◆ Required work: Copy the result of filtering the entries below for lines that include the string "content".

═══ Data shown

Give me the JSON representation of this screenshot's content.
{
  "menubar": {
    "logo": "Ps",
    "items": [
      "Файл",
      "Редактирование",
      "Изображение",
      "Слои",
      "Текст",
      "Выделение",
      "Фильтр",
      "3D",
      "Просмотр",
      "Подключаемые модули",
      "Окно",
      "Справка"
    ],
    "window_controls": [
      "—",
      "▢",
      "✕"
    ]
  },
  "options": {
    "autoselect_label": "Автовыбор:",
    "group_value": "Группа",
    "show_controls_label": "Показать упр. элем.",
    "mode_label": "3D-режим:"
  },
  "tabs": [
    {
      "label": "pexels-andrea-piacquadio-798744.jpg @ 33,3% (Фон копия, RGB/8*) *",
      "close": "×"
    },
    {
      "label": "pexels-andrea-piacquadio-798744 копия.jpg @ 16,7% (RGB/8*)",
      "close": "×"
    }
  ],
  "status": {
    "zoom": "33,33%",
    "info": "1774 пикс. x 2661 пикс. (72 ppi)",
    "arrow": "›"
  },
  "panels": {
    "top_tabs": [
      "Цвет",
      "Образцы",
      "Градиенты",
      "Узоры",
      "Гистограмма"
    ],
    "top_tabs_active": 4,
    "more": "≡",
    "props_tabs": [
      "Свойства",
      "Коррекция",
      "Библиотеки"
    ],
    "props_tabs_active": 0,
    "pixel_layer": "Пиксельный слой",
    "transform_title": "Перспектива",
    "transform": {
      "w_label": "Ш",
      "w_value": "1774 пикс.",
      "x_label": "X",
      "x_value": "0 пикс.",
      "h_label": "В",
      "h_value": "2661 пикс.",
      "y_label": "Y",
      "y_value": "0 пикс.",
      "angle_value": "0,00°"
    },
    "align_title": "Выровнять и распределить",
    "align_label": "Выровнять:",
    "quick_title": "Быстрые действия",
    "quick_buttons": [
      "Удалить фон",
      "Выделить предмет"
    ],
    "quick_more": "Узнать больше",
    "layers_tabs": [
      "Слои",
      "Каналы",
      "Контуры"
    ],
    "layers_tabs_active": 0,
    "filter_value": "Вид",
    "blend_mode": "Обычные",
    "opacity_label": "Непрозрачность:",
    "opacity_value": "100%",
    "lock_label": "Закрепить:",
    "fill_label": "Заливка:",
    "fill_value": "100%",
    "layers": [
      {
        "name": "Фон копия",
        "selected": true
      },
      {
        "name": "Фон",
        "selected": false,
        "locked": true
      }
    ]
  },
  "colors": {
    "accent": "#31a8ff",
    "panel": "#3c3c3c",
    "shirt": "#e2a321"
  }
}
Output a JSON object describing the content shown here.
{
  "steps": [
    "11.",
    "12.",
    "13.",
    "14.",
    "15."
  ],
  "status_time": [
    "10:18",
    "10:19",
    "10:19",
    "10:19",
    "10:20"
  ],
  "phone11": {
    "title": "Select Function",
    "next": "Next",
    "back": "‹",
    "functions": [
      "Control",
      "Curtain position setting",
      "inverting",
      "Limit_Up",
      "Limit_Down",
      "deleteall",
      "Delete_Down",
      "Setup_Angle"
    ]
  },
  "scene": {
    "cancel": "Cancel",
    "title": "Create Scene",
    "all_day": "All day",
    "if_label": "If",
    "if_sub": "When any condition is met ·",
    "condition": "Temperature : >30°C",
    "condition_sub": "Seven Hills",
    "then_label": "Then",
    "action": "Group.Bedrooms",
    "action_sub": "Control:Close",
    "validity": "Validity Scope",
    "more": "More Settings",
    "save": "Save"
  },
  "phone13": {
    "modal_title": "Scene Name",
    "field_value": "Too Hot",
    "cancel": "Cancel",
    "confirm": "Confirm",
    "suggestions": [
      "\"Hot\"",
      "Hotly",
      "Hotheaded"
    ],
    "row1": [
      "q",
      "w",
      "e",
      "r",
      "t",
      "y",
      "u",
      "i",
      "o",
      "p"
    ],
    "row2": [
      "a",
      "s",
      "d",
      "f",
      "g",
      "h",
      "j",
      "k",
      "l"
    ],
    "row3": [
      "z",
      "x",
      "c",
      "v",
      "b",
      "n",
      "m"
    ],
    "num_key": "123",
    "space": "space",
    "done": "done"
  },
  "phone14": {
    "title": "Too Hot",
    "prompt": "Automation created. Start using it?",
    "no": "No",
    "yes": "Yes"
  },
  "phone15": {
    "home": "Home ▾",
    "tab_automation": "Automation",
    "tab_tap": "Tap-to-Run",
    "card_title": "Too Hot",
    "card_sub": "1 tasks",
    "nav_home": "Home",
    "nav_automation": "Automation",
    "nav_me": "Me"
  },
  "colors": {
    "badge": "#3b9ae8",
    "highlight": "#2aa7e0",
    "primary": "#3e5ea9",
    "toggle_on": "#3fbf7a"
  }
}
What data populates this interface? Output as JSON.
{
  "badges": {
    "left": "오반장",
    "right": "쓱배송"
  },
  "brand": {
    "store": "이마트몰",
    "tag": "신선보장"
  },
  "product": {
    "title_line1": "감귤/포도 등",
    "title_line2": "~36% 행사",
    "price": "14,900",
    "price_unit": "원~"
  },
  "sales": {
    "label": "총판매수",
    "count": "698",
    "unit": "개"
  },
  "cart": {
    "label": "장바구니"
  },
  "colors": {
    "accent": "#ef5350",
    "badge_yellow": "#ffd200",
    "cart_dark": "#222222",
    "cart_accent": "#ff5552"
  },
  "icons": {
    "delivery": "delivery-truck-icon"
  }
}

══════

◆ Your response:
Give me the JSON representation of this screenshot's content.
Output a JSON object describing the content shown here.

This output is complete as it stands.